### What the exercise asks:
Look through the entries that follow and return each line that has the string "Station".

### Entries provided:
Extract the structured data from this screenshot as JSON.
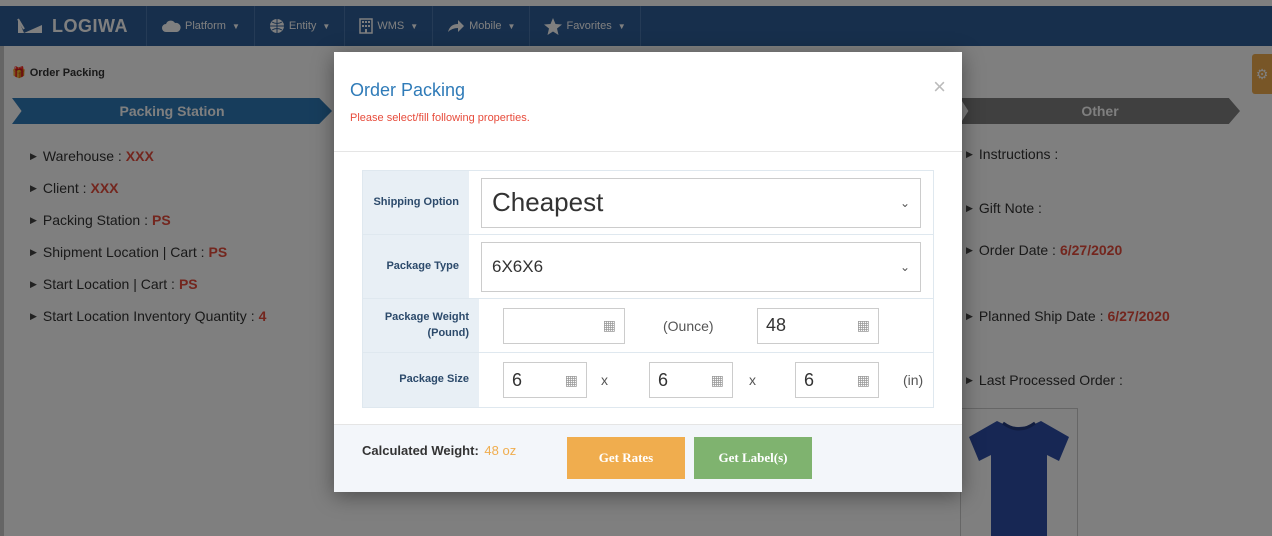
{
  "nav": {
    "brand": "LOGIWA",
    "items": [
      {
        "label": "Platform",
        "icon": "cloud-icon"
      },
      {
        "label": "Entity",
        "icon": "globe-icon"
      },
      {
        "label": "WMS",
        "icon": "building-icon"
      },
      {
        "label": "Mobile",
        "icon": "share-arrow-icon"
      },
      {
        "label": "Favorites",
        "icon": "star-icon"
      }
    ]
  },
  "page": {
    "breadcrumb": "Order Packing",
    "steps": {
      "left": "Packing Station",
      "right": "Other"
    },
    "left_fields": [
      {
        "label": "Warehouse :",
        "value": "XXX"
      },
      {
        "label": "Client :",
        "value": "XXX"
      },
      {
        "label": "Packing Station :",
        "value": "PS"
      },
      {
        "label": "Shipment Location | Cart :",
        "value": "PS"
      },
      {
        "label": "Start Location | Cart :",
        "value": "PS"
      },
      {
        "label": "Start Location Inventory Quantity :",
        "value": "4"
      }
    ],
    "right_fields": [
      {
        "label": "Instructions :",
        "value": ""
      },
      {
        "label": "Gift Note :",
        "value": ""
      },
      {
        "label": "Order Date :",
        "value": "6/27/2020"
      },
      {
        "label": "Planned Ship Date :",
        "value": "6/27/2020"
      },
      {
        "label": "Last Processed Order :",
        "value": ""
      }
    ]
  },
  "modal": {
    "title": "Order Packing",
    "subtitle": "Please select/fill following properties.",
    "close": "×",
    "shipping_option": {
      "label": "Shipping Option",
      "value": "Cheapest"
    },
    "package_type": {
      "label": "Package Type",
      "value": "6X6X6"
    },
    "package_weight": {
      "label": "Package Weight (Pound)",
      "pound_value": "",
      "unit": "(Ounce)",
      "ounce_value": "48"
    },
    "package_size": {
      "label": "Package Size",
      "x": "6",
      "y": "6",
      "z": "6",
      "sep": "x",
      "unit": "(in)"
    },
    "calculated_label": "Calculated Weight:",
    "calculated_value": "48 oz",
    "get_rates": "Get Rates",
    "get_labels": "Get Label(s)"
  },
  "colors": {
    "nav": "#2f5f98",
    "accent": "#2f7bb8",
    "warn": "#f0ad4e",
    "success": "#7fb36f",
    "error": "#e74c3c"
  }
}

### Completed task:
      "left": "Packing Station",
        "label": "Packing Station :",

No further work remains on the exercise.